B A Bailey (editor), Northamptonshire in the Early Eighteenth Century: The Drawings of Peter Tillemans and Others, Northants Record Soc 39, (1996), p 42

J Heward and R Taylor, The Country Houses of Northamptonshire, (RCHM(E) 1996), pp 141-4

Cottesbrooke Hall, guidebook,(no date)

Cottesbrooke Hall Gardens, guidebook,(no date)


T Eayre and T Jefferys, The County of Northamptonshire..., 1779 (2nd edition 1791)

Map of new drive, no date, around 1780 (L(C) 1563), (Northants Record Office)

T Gaffers, Map of Northamptonshire, 1791

Map of village, no date, around 1800 (L(C)1702), (Northants Record Office)

Map of estate, no date, around 1800 (FS 23/47), (Northants Record Office)

A Bryant, Map of Northamptonshire, 1827

OS 6" to 1 mile: 1st edition published 1886-8; 2nd edition published 1900-1

Description written: 1998

Edited: January 2000

Visitor Access, Directions & Contacts


01604 505808

Access contact details

01604 505808

Gardens open May to September; core hours Thursday, 2pm to 5.30pm. Contact for further details.


North of Northampton, east of the A5199.


The following is from the Register of Parks and Gardens of Special Historic Interest. For the most up-to-date Register entry, please visit the The National Heritage List for England (NHLE):

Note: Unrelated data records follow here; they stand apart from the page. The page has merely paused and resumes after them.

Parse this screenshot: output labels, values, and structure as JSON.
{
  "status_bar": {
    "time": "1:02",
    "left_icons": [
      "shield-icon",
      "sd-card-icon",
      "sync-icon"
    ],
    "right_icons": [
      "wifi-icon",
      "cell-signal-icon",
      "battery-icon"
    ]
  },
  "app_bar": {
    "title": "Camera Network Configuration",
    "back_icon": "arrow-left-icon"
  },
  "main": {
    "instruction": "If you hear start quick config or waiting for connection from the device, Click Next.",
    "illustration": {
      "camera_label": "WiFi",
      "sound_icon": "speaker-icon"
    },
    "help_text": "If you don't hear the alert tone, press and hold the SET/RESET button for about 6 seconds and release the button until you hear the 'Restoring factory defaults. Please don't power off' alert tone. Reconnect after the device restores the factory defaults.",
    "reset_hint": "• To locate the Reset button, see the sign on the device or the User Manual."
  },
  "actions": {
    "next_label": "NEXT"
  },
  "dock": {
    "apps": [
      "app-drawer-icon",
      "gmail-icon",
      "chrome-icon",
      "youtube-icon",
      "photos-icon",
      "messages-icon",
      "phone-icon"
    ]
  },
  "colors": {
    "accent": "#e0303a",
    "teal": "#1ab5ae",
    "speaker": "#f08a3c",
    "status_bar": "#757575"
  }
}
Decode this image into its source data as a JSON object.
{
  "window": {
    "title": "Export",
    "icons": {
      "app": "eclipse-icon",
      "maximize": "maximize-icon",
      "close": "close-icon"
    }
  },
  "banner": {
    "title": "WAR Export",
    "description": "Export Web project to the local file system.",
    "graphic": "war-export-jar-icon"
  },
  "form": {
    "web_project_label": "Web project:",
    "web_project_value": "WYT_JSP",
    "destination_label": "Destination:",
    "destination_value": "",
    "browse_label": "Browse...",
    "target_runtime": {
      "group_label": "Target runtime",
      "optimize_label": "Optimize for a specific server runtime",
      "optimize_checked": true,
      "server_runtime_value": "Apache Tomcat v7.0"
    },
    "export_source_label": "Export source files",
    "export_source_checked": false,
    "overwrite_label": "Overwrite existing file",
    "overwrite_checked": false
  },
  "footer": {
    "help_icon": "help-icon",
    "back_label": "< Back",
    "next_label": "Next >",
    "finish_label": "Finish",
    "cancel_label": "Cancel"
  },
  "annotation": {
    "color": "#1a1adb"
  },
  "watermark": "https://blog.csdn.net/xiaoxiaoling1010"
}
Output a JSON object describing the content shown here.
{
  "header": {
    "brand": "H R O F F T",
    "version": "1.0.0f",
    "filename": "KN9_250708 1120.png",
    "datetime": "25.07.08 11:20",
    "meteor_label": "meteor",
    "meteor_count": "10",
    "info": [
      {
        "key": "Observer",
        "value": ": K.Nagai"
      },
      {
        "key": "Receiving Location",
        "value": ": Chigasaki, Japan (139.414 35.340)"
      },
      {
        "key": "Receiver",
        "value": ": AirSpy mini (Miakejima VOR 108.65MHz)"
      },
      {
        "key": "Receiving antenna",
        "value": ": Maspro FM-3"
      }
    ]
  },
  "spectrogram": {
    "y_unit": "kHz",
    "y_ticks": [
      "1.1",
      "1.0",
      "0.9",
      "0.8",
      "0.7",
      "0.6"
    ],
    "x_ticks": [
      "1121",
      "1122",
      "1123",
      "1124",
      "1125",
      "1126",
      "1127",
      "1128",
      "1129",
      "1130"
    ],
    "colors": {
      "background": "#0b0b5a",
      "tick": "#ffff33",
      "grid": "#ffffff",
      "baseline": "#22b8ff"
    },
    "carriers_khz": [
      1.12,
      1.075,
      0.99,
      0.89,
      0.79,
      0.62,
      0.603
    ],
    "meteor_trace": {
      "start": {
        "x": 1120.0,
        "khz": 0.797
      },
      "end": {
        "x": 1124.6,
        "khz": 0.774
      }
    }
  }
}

In the second quarter of the 17th century the two manors of Cottesbrooke were acquired by Sir John Langham (died 1671), a successful member of the Levant and East India Companies who was building up an extensive estate in Northamptonshire. He served as MP and Lord Mayor of London, and was created baronet in 1660.

His grandson John (died 1746), 4th Baronet, who inherited in 1700, was the first of the family permanently to reside at Cottesbrooke, beginning the present house in 1702. He served as sheriff in 1703, and his apparently wide interests in architecture and music are reflected in the design of Cottesbrooke Hall.

Repairs were undertaken during the time of James Langham (died 1795), 7th Baronet, MP and sheriff, who also did work in the park, in the later 1770s digging a lake and building new lodges and approaches. The Langhams retained Cottesbrooke until 1911, when it was sold by the 13th Baronet to R. B. Brassey. In 1937 it was again sold, to the MacDonald-Buchanans. It remains in private hands in 1998.

Cottesbrooke Hall is one of the candidates for the prototype of Jane Austen's Mansfield Park (guidebook).


18th Century (1701 to 1800)

Associated People
Features & Designations


  • The National Heritage List for England: Register of Parks and Gardens

  • Reference: GD2030
  • Grade: II


  • Ha-ha
  • Lake
  • Ornamental Pond
  • Border
  • Lawn
  • Ornamental Fountain
  • Statue
  • Urn
  • Kiosk
  • Ornamental Bridge
  • Yew Walk
  • Specimen Tree
  • Topiary
  • House (featured building)
  • Earliest Date:
Key Information





Principal Building

Domestic / Residential


18th Century (1701 to 1800)





Open to the public


Civil Parish




Related Documents
  • CLS 1/1061-2

    Parkland Plan Vols 1 and 2 - Digital Copy

    The Landscape Agency - 2019